'''

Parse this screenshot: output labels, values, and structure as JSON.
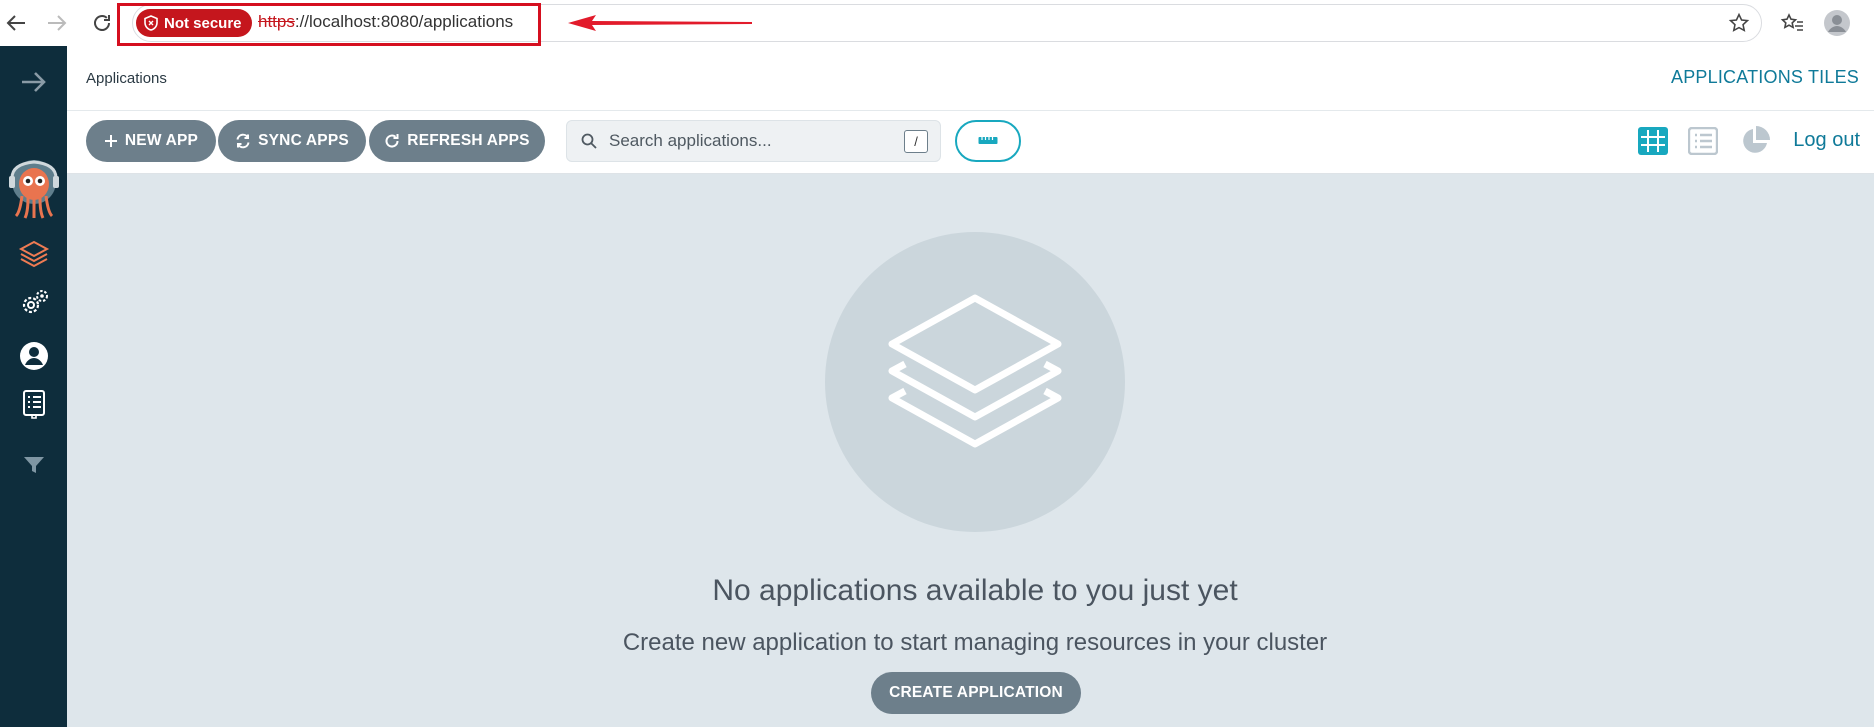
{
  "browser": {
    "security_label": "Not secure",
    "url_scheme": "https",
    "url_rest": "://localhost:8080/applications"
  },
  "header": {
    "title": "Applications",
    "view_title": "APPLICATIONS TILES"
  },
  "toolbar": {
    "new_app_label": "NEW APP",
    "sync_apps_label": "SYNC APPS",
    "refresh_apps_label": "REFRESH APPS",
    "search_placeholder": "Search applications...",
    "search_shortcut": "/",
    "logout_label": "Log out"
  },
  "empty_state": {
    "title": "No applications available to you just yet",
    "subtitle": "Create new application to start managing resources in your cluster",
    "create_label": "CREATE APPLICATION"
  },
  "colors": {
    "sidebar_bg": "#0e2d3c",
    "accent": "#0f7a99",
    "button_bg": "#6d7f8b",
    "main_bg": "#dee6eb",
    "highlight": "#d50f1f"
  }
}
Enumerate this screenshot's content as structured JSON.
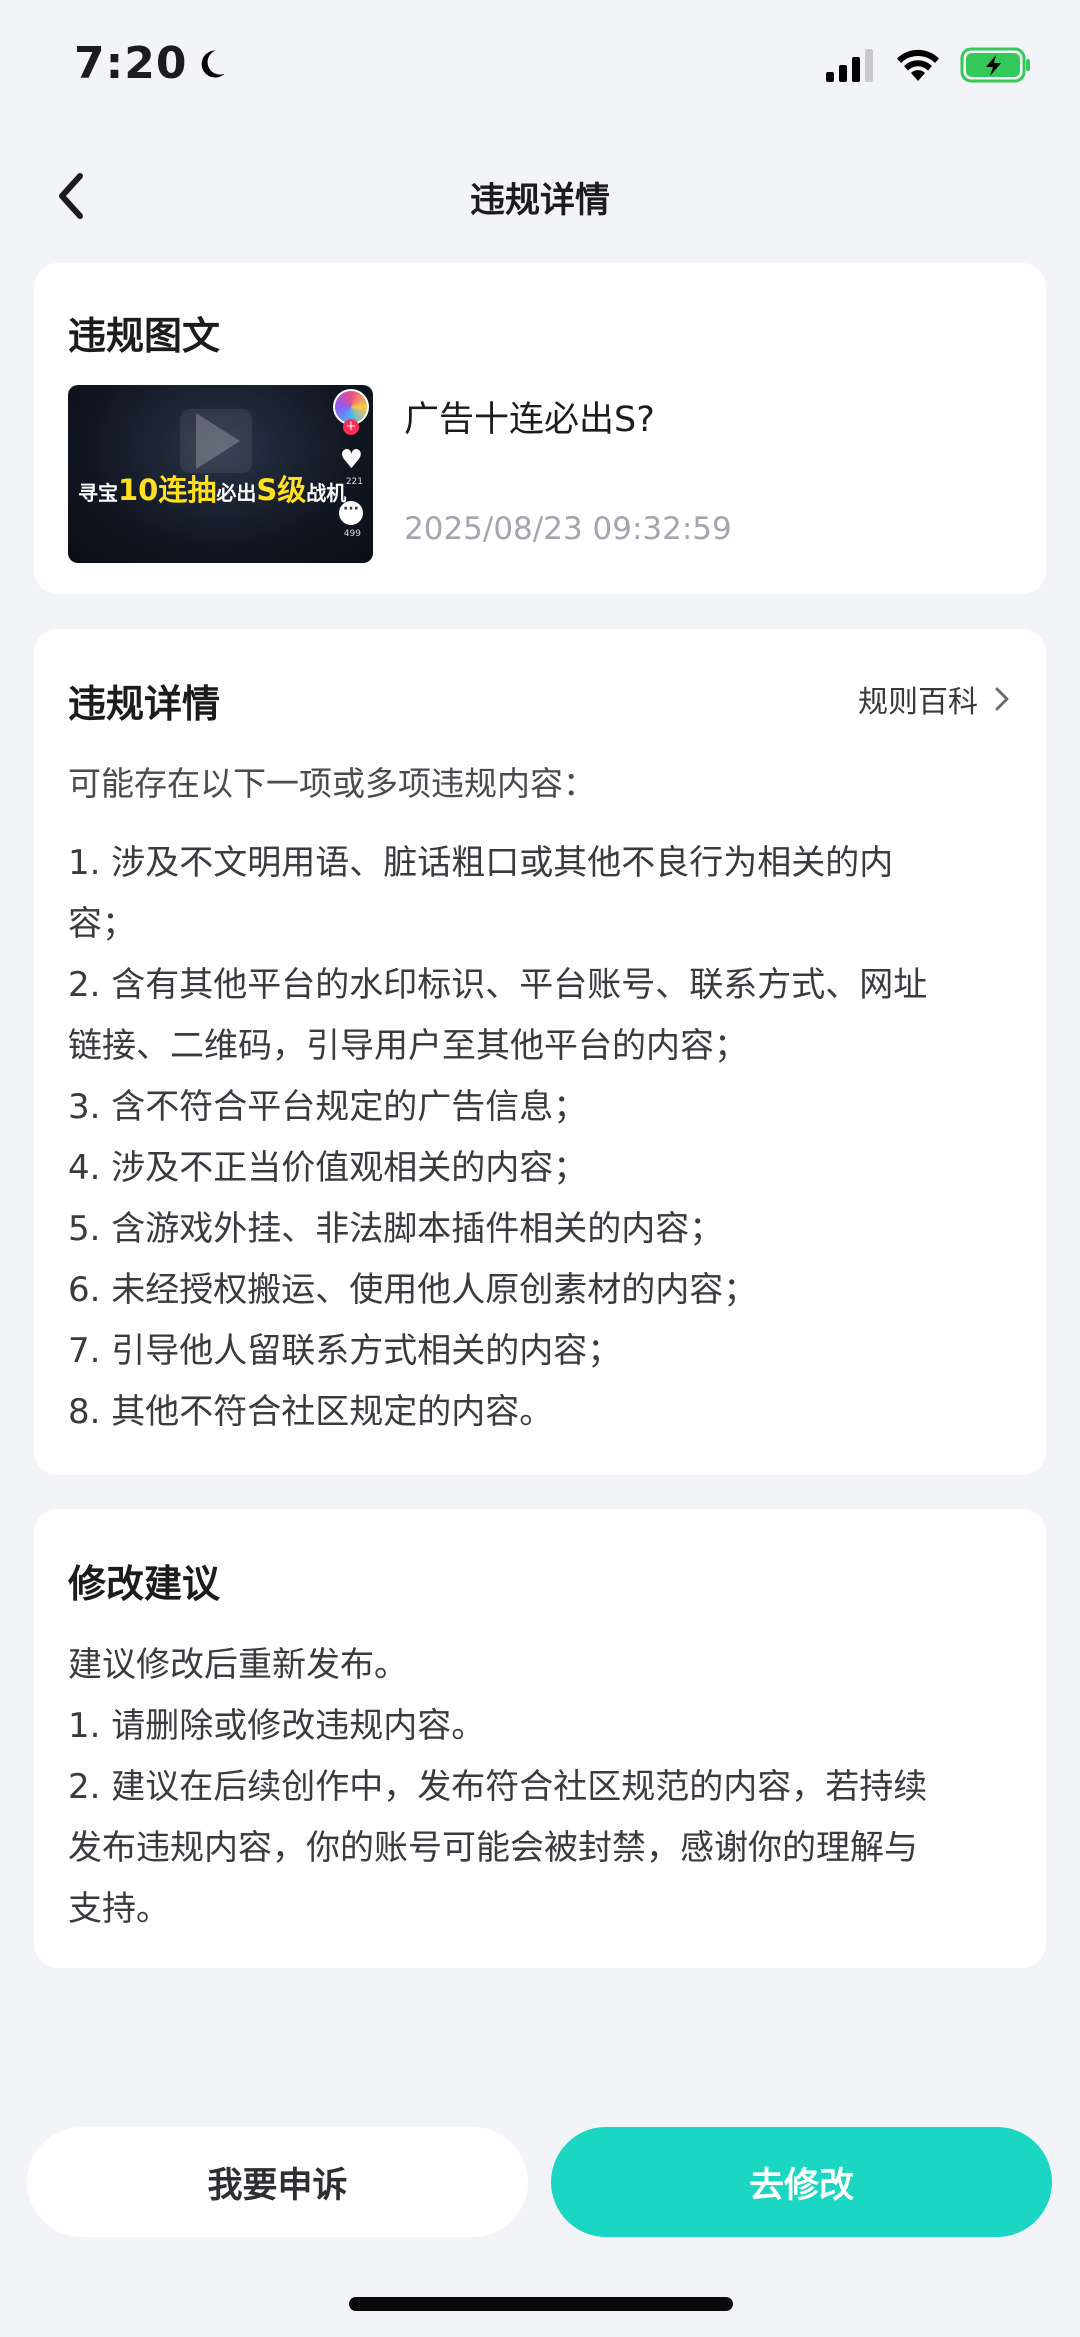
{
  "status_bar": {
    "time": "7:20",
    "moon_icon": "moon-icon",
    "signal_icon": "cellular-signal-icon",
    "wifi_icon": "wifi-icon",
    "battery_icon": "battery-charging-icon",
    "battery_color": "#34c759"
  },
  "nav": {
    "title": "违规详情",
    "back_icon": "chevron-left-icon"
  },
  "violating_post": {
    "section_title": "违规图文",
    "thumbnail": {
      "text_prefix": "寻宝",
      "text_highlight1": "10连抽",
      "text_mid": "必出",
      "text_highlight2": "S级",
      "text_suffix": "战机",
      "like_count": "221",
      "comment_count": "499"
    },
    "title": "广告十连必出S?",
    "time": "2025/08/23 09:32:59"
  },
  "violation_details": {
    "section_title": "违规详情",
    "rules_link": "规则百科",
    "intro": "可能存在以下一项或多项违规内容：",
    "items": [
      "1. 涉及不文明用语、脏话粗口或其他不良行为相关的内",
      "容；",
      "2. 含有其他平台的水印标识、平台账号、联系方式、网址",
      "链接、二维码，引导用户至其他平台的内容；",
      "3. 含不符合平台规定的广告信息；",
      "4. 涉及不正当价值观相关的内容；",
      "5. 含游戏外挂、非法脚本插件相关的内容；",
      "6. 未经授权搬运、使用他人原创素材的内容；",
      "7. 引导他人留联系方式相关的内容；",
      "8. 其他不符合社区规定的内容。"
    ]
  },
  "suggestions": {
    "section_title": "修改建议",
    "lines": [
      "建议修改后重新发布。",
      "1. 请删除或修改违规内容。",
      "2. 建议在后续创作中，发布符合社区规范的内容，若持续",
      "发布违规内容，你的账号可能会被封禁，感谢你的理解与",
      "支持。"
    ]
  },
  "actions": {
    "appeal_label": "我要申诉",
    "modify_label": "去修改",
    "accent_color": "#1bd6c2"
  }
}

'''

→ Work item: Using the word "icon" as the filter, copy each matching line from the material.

→ Answer box:
    "moon_icon": "moon-icon",
    "signal_icon": "cellular-signal-icon",
    "wifi_icon": "wifi-icon",
    "battery_icon": "battery-charging-icon",
    "back_icon": "chevron-left-icon"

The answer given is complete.